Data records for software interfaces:

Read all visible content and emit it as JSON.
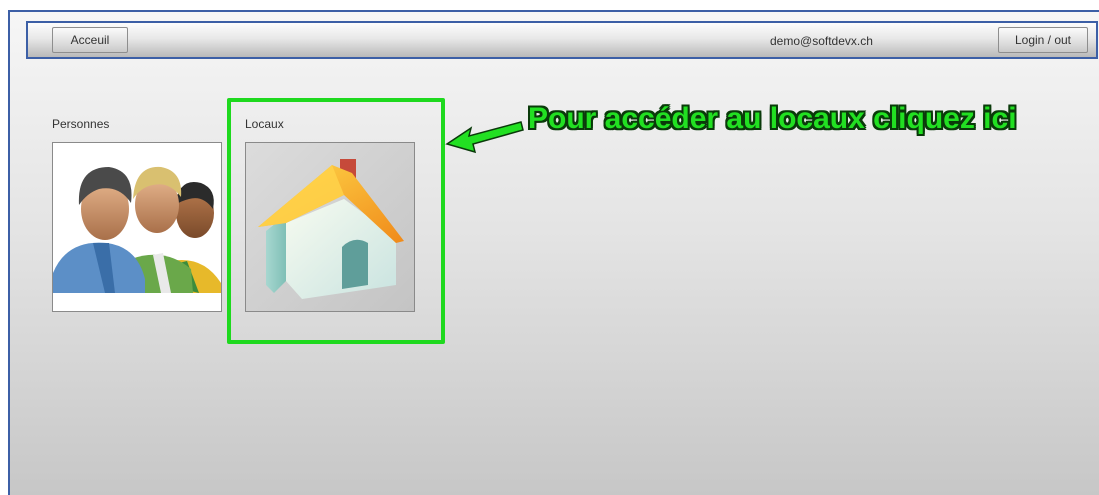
{
  "navbar": {
    "home_label": "Acceuil",
    "user_email": "demo@softdevx.ch",
    "login_label": "Login / out"
  },
  "tiles": [
    {
      "label": "Personnes",
      "icon": "people-icon"
    },
    {
      "label": "Locaux",
      "icon": "house-icon"
    }
  ],
  "annotation": {
    "text": "Pour accéder au locaux cliquez ici",
    "color": "#22e022"
  },
  "colors": {
    "frame_border": "#3c5fa6",
    "highlight": "#1ed91e"
  }
}
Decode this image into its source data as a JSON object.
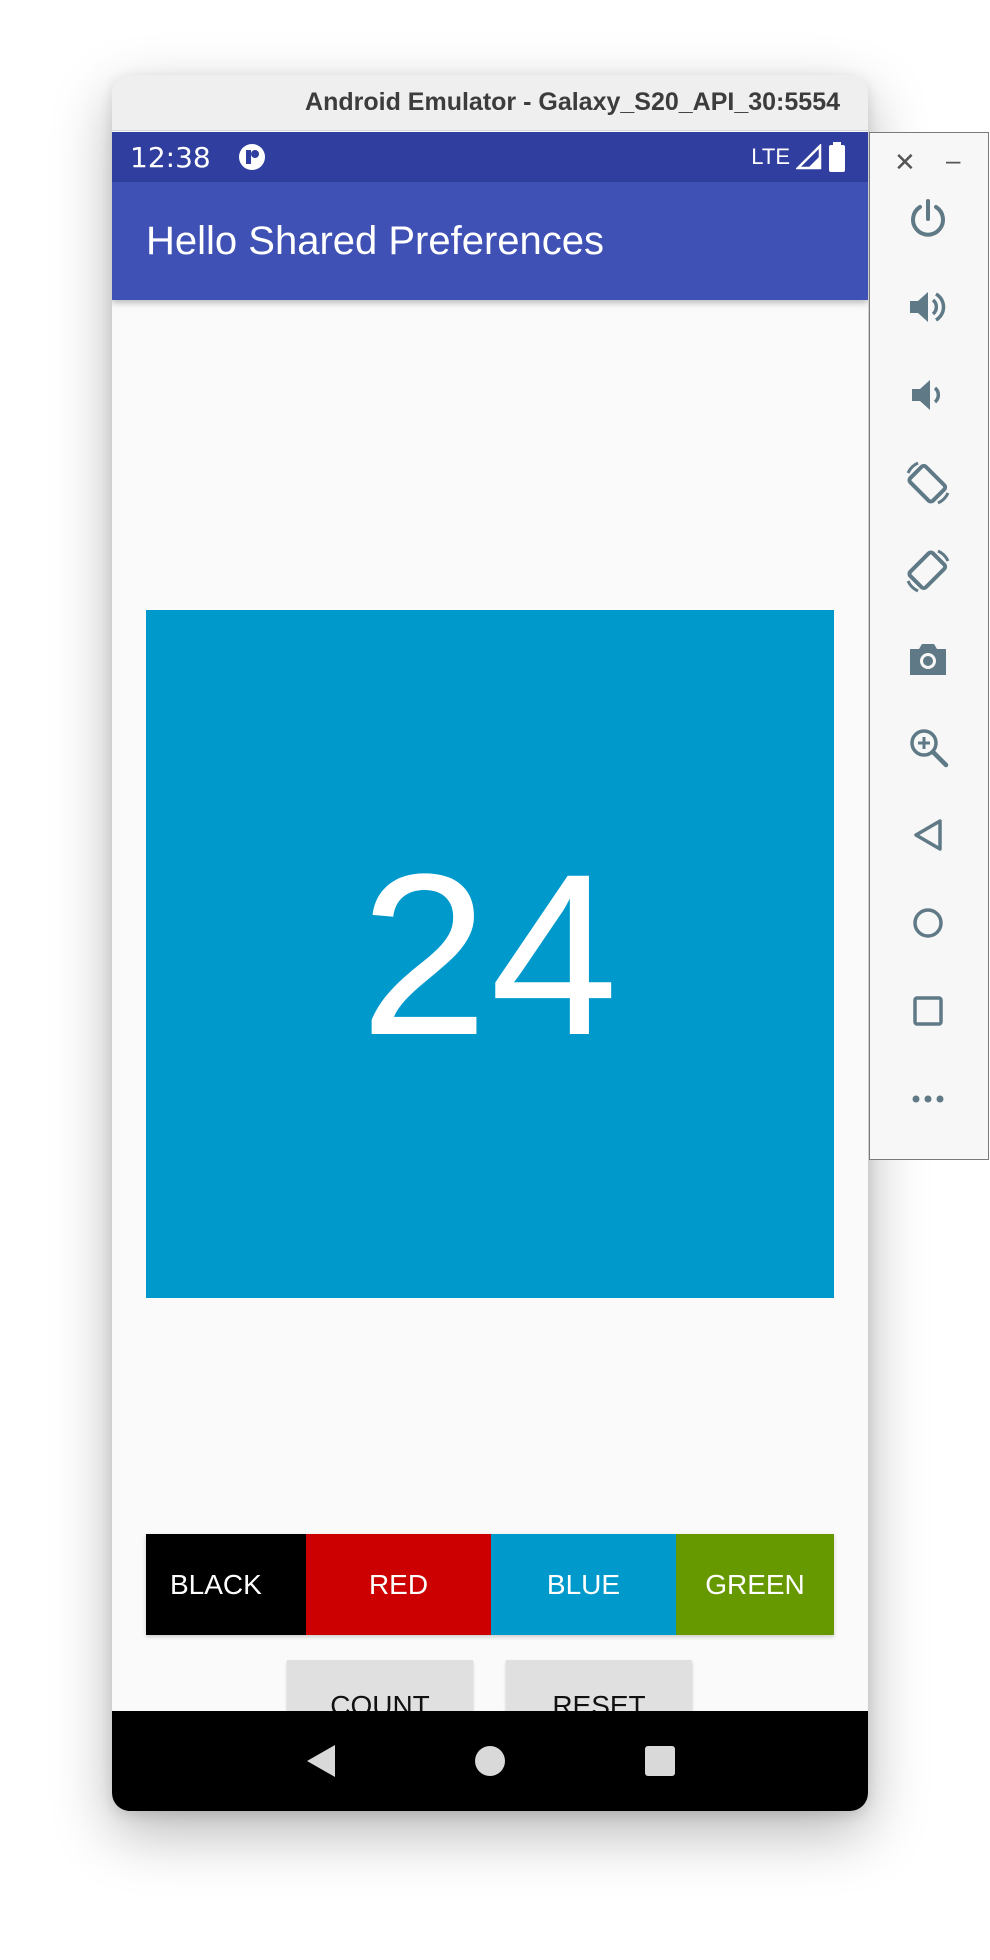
{
  "window": {
    "title": "Android Emulator - Galaxy_S20_API_30:5554"
  },
  "status_bar": {
    "time": "12:38",
    "network": "LTE"
  },
  "app_bar": {
    "title": "Hello Shared Preferences"
  },
  "counter": {
    "value": "24"
  },
  "color_buttons": [
    {
      "label": "BLACK",
      "color": "#000000"
    },
    {
      "label": "RED",
      "color": "#cc0000"
    },
    {
      "label": "BLUE",
      "color": "#0099cc"
    },
    {
      "label": "GREEN",
      "color": "#669900"
    }
  ],
  "action_buttons": {
    "count": "COUNT",
    "reset": "RESET"
  },
  "colors": {
    "status_bar": "#303f9f",
    "app_bar": "#3f51b5",
    "counter_background": "#0099cc",
    "icon_gray": "#5f7a86"
  },
  "sidebar_tools": [
    "power-icon",
    "volume-up-icon",
    "volume-down-icon",
    "rotate-left-icon",
    "rotate-right-icon",
    "camera-icon",
    "zoom-icon",
    "back-icon",
    "home-icon",
    "overview-icon",
    "more-icon"
  ]
}
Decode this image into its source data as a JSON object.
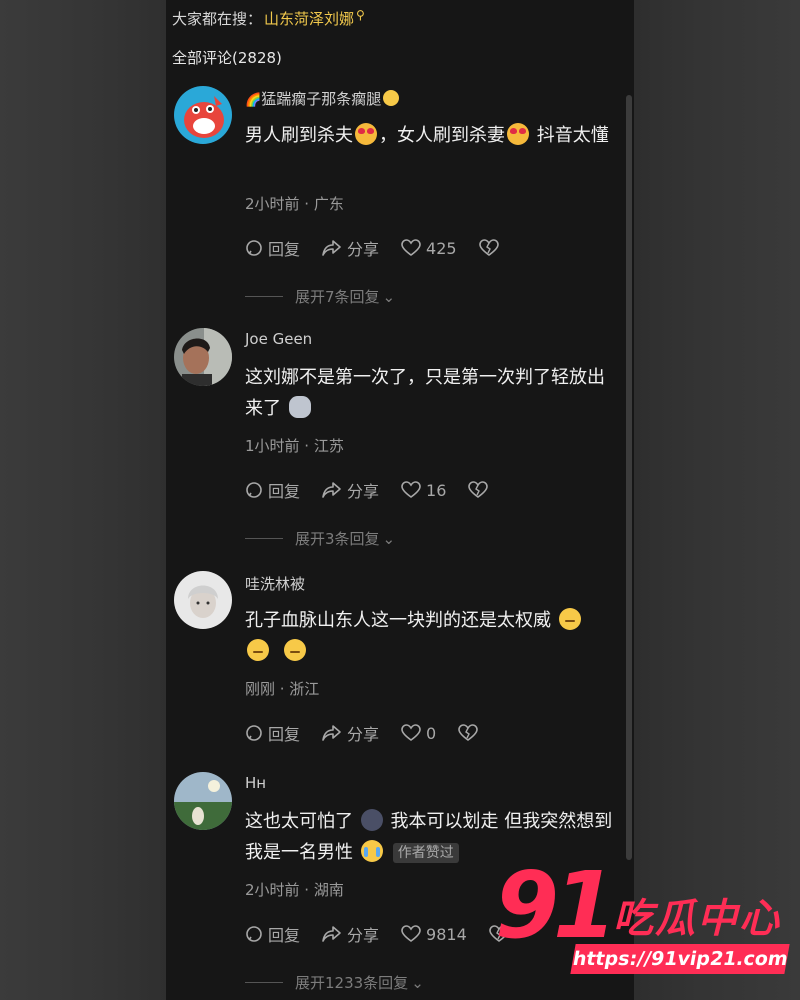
{
  "search": {
    "prefix": "大家都在搜：",
    "keyword": "山东菏泽刘娜"
  },
  "comments_header": {
    "title": "全部评论(2828)"
  },
  "comments": [
    {
      "username": "猛踹瘸子那条瘸腿",
      "text_a": "男人刷到杀夫",
      "text_b": "，女人刷到杀妻",
      "text_c": "抖音太懂",
      "meta": "2小时前 · 广东",
      "reply_label": "回复",
      "share_label": "分享",
      "likes": "425",
      "expand": "展开7条回复"
    },
    {
      "username": "Joe Geen",
      "text_a": "这刘娜不是第一次了，只是第一次判了轻放出来了",
      "meta": "1小时前 · 江苏",
      "reply_label": "回复",
      "share_label": "分享",
      "likes": "16",
      "expand": "展开3条回复"
    },
    {
      "username": "哇洗林被",
      "text_a": "孔子血脉山东人这一块判的还是太权威",
      "meta": "刚刚 · 浙江",
      "reply_label": "回复",
      "share_label": "分享",
      "likes": "0"
    },
    {
      "username": "Hн",
      "text_a": "这也太可怕了",
      "text_b": "我本可以划走 但我突然想到我是一名男性",
      "badge": "作者赞过",
      "meta": "2小时前 · 湖南",
      "reply_label": "回复",
      "share_label": "分享",
      "likes": "9814",
      "expand": "展开1233条回复"
    }
  ],
  "watermark": {
    "number": "91",
    "name": "吃瓜中心",
    "url": "https://91vip21.com"
  },
  "colors": {
    "panel_bg": "#161616",
    "keyword": "#f2c94c",
    "watermark": "#ff2d55"
  }
}
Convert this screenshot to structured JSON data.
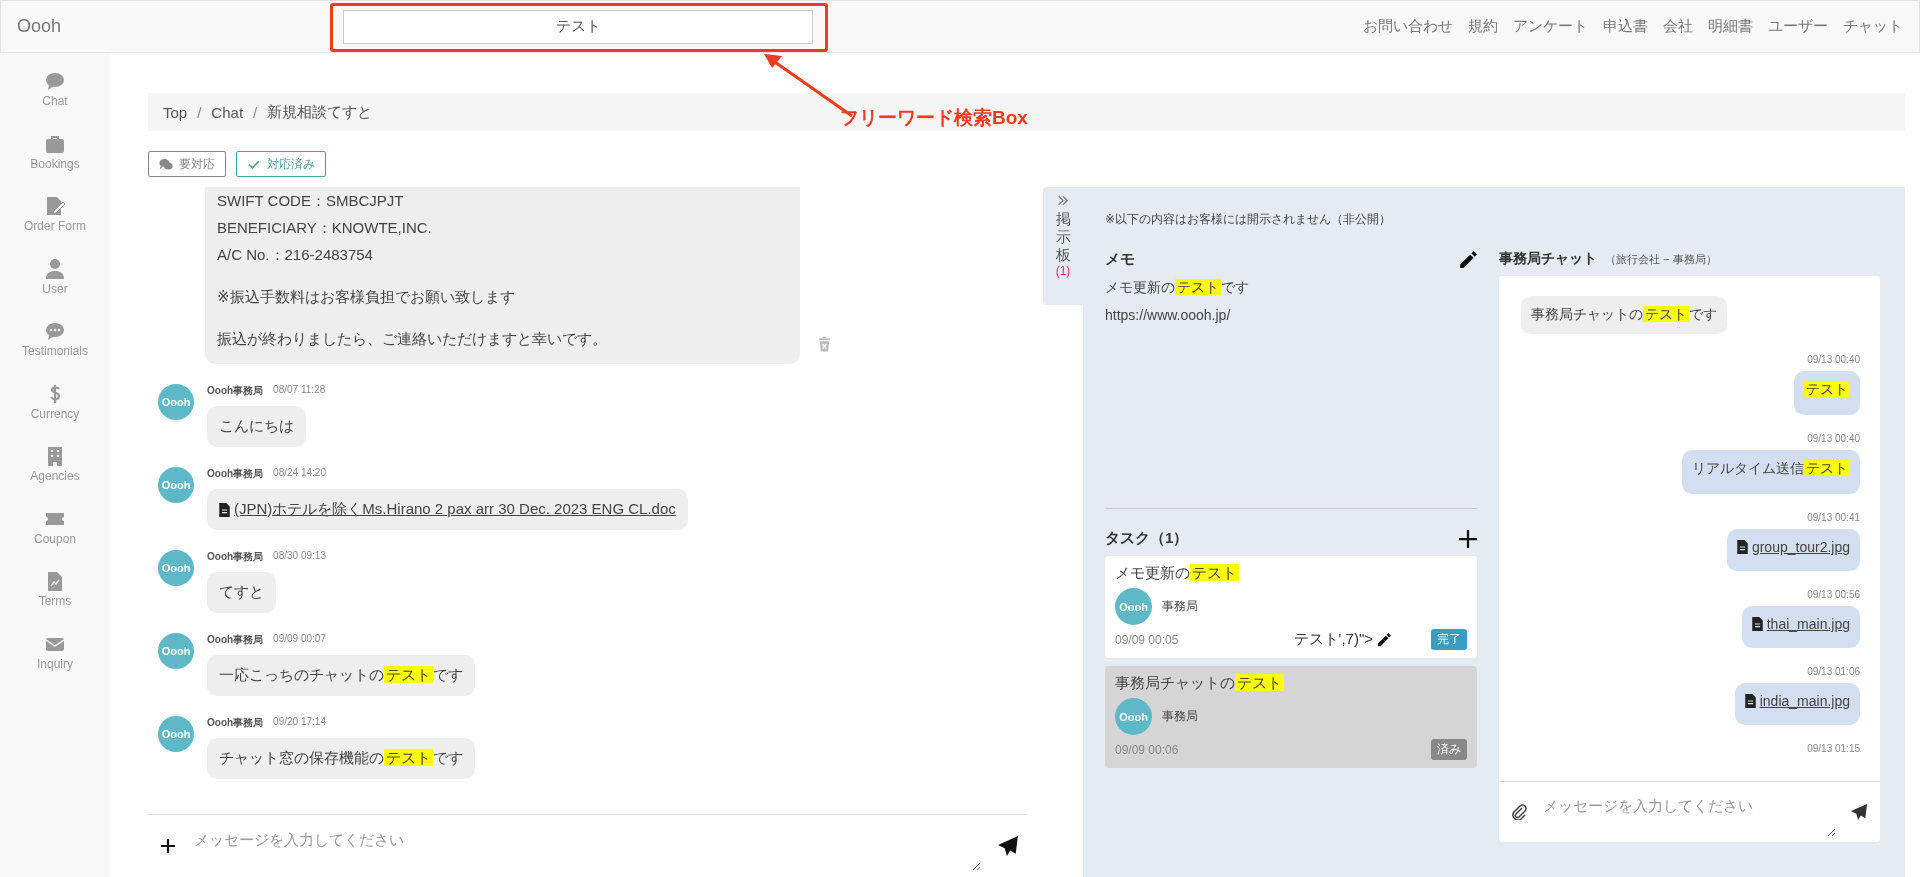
{
  "topbar": {
    "brand": "Oooh",
    "search": {
      "value": "テスト"
    },
    "nav": [
      "お問い合わせ",
      "規約",
      "アンケート",
      "申込書",
      "会社",
      "明細書",
      "ユーザー",
      "チャット"
    ]
  },
  "annotation": {
    "label": "フリーワード検索Box"
  },
  "sidebar": {
    "items": [
      "Chat",
      "Bookings",
      "Order Form",
      "User",
      "Testimonials",
      "Currency",
      "Agencies",
      "Coupon",
      "Terms",
      "Inquiry"
    ]
  },
  "breadcrumb": {
    "separator": "/",
    "items": [
      "Top",
      "Chat",
      "新規相談てすと"
    ]
  },
  "filters": [
    {
      "label": "要対応",
      "selected": false
    },
    {
      "label": "対応済み",
      "selected": true
    }
  ],
  "chat": {
    "first_bubble": [
      [
        "SWIFT CODE：SMBCJPJT",
        "BENEFICIARY：KNOWTE,INC.",
        "A/C No.：216-2483754"
      ],
      [
        "※振込手数料はお客様負担でお願い致します"
      ],
      [
        "振込が終わりましたら、ご連絡いただけますと幸いです。"
      ]
    ],
    "messages": [
      {
        "avatar": "Oooh",
        "sender": "Oooh事務局",
        "time": "08/07 11:28",
        "kind": "text",
        "text": "こんにちは"
      },
      {
        "avatar": "Oooh",
        "sender": "Oooh事務局",
        "time": "08/24 14:20",
        "kind": "file",
        "text": "(JPN)ホテルを除くMs.Hirano 2 pax arr 30 Dec. 2023 ENG CL.doc"
      },
      {
        "avatar": "Oooh",
        "sender": "Oooh事務局",
        "time": "08/30 09:13",
        "kind": "text",
        "text": "てすと"
      },
      {
        "avatar": "Oooh",
        "sender": "Oooh事務局",
        "time": "09/09 00:07",
        "kind": "text",
        "text": "一応こっちのチャットの**テスト**です"
      },
      {
        "avatar": "Oooh",
        "sender": "Oooh事務局",
        "time": "09/20 17:14",
        "kind": "text",
        "text": "チャット窓の保存機能の**テスト**です"
      }
    ],
    "input": {
      "placeholder": "メッセージを入力してください"
    }
  },
  "board": {
    "tab_label": "掲示板",
    "tab_count": "(1)",
    "notice": "※以下の内容はお客様には開示されません（非公開）",
    "memo": {
      "title": "メモ",
      "lines": [
        "メモ更新の**テスト**です",
        "https://www.oooh.jp/"
      ]
    },
    "tasks": {
      "title": "タスク（1）",
      "items": [
        {
          "title": "メモ更新の**テスト**",
          "avatar": "Oooh",
          "assignee": "事務局",
          "date": "09/09 00:05",
          "edit_label": "テスト',7)\">",
          "status": "完了",
          "done": false
        },
        {
          "title": "事務局チャットの**テスト**",
          "avatar": "Oooh",
          "assignee": "事務局",
          "date": "09/09 00:06",
          "status": "済み",
          "done": true
        }
      ]
    },
    "office_chat": {
      "title": "事務局チャット",
      "subtitle": "（旅行会社 − 事務局）",
      "messages": [
        {
          "outgoing": false,
          "kind": "text",
          "text": "事務局チャットの**テスト**です"
        },
        {
          "outgoing": true,
          "time": "09/13 00:40",
          "kind": "text",
          "text": "**テスト**"
        },
        {
          "outgoing": true,
          "time": "09/13 00:40",
          "kind": "text",
          "text": "リアルタイム送信**テスト**"
        },
        {
          "outgoing": true,
          "time": "09/13 00:41",
          "kind": "file",
          "text": "group_tour2.jpg"
        },
        {
          "outgoing": true,
          "time": "09/13 00:56",
          "kind": "file",
          "text": "thai_main.jpg"
        },
        {
          "outgoing": true,
          "time": "09/13 01:06",
          "kind": "file",
          "text": "india_main.jpg"
        },
        {
          "outgoing": true,
          "time": "09/13 01:15",
          "kind": "time_only"
        }
      ],
      "input": {
        "placeholder": "メッセージを入力してください"
      }
    }
  }
}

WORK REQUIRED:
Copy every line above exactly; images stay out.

EXPECTED ANSWER:
Read all visible content and emit it as JSON.
{
  "navbar": {
    "home_label": "Acceuil",
    "user_email": "demo@softdevx.ch",
    "login_label": "Login / out"
  },
  "tiles": [
    {
      "label": "Personnes",
      "icon": "people-icon"
    },
    {
      "label": "Locaux",
      "icon": "house-icon"
    }
  ],
  "annotation": {
    "text": "Pour accéder au locaux cliquez ici",
    "color": "#22e022"
  },
  "colors": {
    "frame_border": "#3c5fa6",
    "highlight": "#1ed91e"
  }
}
Decode this image into its source data as a JSON object.
{
  "window": {
    "title": "Android Emulator - Galaxy_S20_API_30:5554"
  },
  "status_bar": {
    "time": "12:38",
    "network": "LTE"
  },
  "app_bar": {
    "title": "Hello Shared Preferences"
  },
  "counter": {
    "value": "24"
  },
  "color_buttons": [
    {
      "label": "BLACK",
      "color": "#000000"
    },
    {
      "label": "RED",
      "color": "#cc0000"
    },
    {
      "label": "BLUE",
      "color": "#0099cc"
    },
    {
      "label": "GREEN",
      "color": "#669900"
    }
  ],
  "action_buttons": {
    "count": "COUNT",
    "reset": "RESET"
  },
  "colors": {
    "status_bar": "#303f9f",
    "app_bar": "#3f51b5",
    "counter_background": "#0099cc",
    "icon_gray": "#5f7a86"
  },
  "sidebar_tools": [
    "power-icon",
    "volume-up-icon",
    "volume-down-icon",
    "rotate-left-icon",
    "rotate-right-icon",
    "camera-icon",
    "zoom-icon",
    "back-icon",
    "home-icon",
    "overview-icon",
    "more-icon"
  ]
}
Decode this image into its source data as a JSON object.
{
  "search": {
    "prefix": "大家都在搜：",
    "keyword": "山东菏泽刘娜"
  },
  "comments_header": {
    "title": "全部评论(2828)"
  },
  "comments": [
    {
      "username": "猛踹瘸子那条瘸腿",
      "text_a": "男人刷到杀夫",
      "text_b": "，女人刷到杀妻",
      "text_c": "抖音太懂",
      "meta": "2小时前 · 广东",
      "reply_label": "回复",
      "share_label": "分享",
      "likes": "425",
      "expand": "展开7条回复"
    },
    {
      "username": "Joe Geen",
      "text_a": "这刘娜不是第一次了，只是第一次判了轻放出来了",
      "meta": "1小时前 · 江苏",
      "reply_label": "回复",
      "share_label": "分享",
      "likes": "16",
      "expand": "展开3条回复"
    },
    {
      "username": "哇洗林被",
      "text_a": "孔子血脉山东人这一块判的还是太权威",
      "meta": "刚刚 · 浙江",
      "reply_label": "回复",
      "share_label": "分享",
      "likes": "0"
    },
    {
      "username": "Hн",
      "text_a": "这也太可怕了",
      "text_b": "我本可以划走 但我突然想到我是一名男性",
      "badge": "作者赞过",
      "meta": "2小时前 · 湖南",
      "reply_label": "回复",
      "share_label": "分享",
      "likes": "9814",
      "expand": "展开1233条回复"
    }
  ],
  "watermark": {
    "number": "91",
    "name": "吃瓜中心",
    "url": "https://91vip21.com"
  },
  "colors": {
    "panel_bg": "#161616",
    "keyword": "#f2c94c",
    "watermark": "#ff2d55"
  }
}
Convert this screenshot to structured JSON data.
{
  "topbar": {
    "brand": "Oooh",
    "search": {
      "value": "テスト"
    },
    "nav": [
      "お問い合わせ",
      "規約",
      "アンケート",
      "申込書",
      "会社",
      "明細書",
      "ユーザー",
      "チャット"
    ]
  },
  "annotation": {
    "label": "フリーワード検索Box"
  },
  "sidebar": {
    "items": [
      "Chat",
      "Bookings",
      "Order Form",
      "User",
      "Testimonials",
      "Currency",
      "Agencies",
      "Coupon",
      "Terms",
      "Inquiry"
    ]
  },
  "breadcrumb": {
    "separator": "/",
    "items": [
      "Top",
      "Chat",
      "新規相談てすと"
    ]
  },
  "filters": [
    {
      "label": "要対応",
      "selected": false
    },
    {
      "label": "対応済み",
      "selected": true
    }
  ],
  "chat": {
    "first_bubble": [
      [
        "SWIFT CODE：SMBCJPJT",
        "BENEFICIARY：KNOWTE,INC.",
        "A/C No.：216-2483754"
      ],
      [
        "※振込手数料はお客様負担でお願い致します"
      ],
      [
        "振込が終わりましたら、ご連絡いただけますと幸いです。"
      ]
    ],
    "messages": [
      {
        "avatar": "Oooh",
        "sender": "Oooh事務局",
        "time": "08/07 11:28",
        "kind": "text",
        "text": "こんにちは"
      },
      {
        "avatar": "Oooh",
        "sender": "Oooh事務局",
        "time": "08/24 14:20",
        "kind": "file",
        "text": "(JPN)ホテルを除くMs.Hirano 2 pax arr 30 Dec. 2023 ENG CL.doc"
      },
      {
        "avatar": "Oooh",
        "sender": "Oooh事務局",
        "time": "08/30 09:13",
        "kind": "text",
        "text": "てすと"
      },
      {
        "avatar": "Oooh",
        "sender": "Oooh事務局",
        "time": "09/09 00:07",
        "kind": "text",
        "text": "一応こっちのチャットの**テスト**です"
      },
      {
        "avatar": "Oooh",
        "sender": "Oooh事務局",
        "time": "09/20 17:14",
        "kind": "text",
        "text": "チャット窓の保存機能の**テスト**です"
      }
    ],
    "input": {
      "placeholder": "メッセージを入力してください"
    }
  },
  "board": {
    "tab_label": "掲示板",
    "tab_count": "(1)",
    "notice": "※以下の内容はお客様には開示されません（非公開）",
    "memo": {
      "title": "メモ",
      "lines": [
        "メモ更新の**テスト**です",
        "https://www.oooh.jp/"
      ]
    },
    "tasks": {
      "title": "タスク（1）",
      "items": [
        {
          "title": "メモ更新の**テスト**",
          "avatar": "Oooh",
          "assignee": "事務局",
          "date": "09/09 00:05",
          "edit_label": "テスト',7)\">",
          "status": "完了",
          "done": false
        },
        {
          "title": "事務局チャットの**テスト**",
          "avatar": "Oooh",
          "assignee": "事務局",
          "date": "09/09 00:06",
          "status": "済み",
          "done": true
        }
      ]
    },
    "office_chat": {
      "title": "事務局チャット",
      "subtitle": "（旅行会社 − 事務局）",
      "messages": [
        {
          "outgoing": false,
          "kind": "text",
          "text": "事務局チャットの**テスト**です"
        },
        {
          "outgoing": true,
          "time": "09/13 00:40",
          "kind": "text",
          "text": "**テスト**"
        },
        {
          "outgoing": true,
          "time": "09/13 00:40",
          "kind": "text",
          "text": "リアルタイム送信**テスト**"
        },
        {
          "outgoing": true,
          "time": "09/13 00:41",
          "kind": "file",
          "text": "group_tour2.jpg"
        },
        {
          "outgoing": true,
          "time": "09/13 00:56",
          "kind": "file",
          "text": "thai_main.jpg"
        },
        {
          "outgoing": true,
          "time": "09/13 01:06",
          "kind": "file",
          "text": "india_main.jpg"
        },
        {
          "outgoing": true,
          "time": "09/13 01:15",
          "kind": "time_only"
        }
      ],
      "input": {
        "placeholder": "メッセージを入力してください"
      }
    }
  }
}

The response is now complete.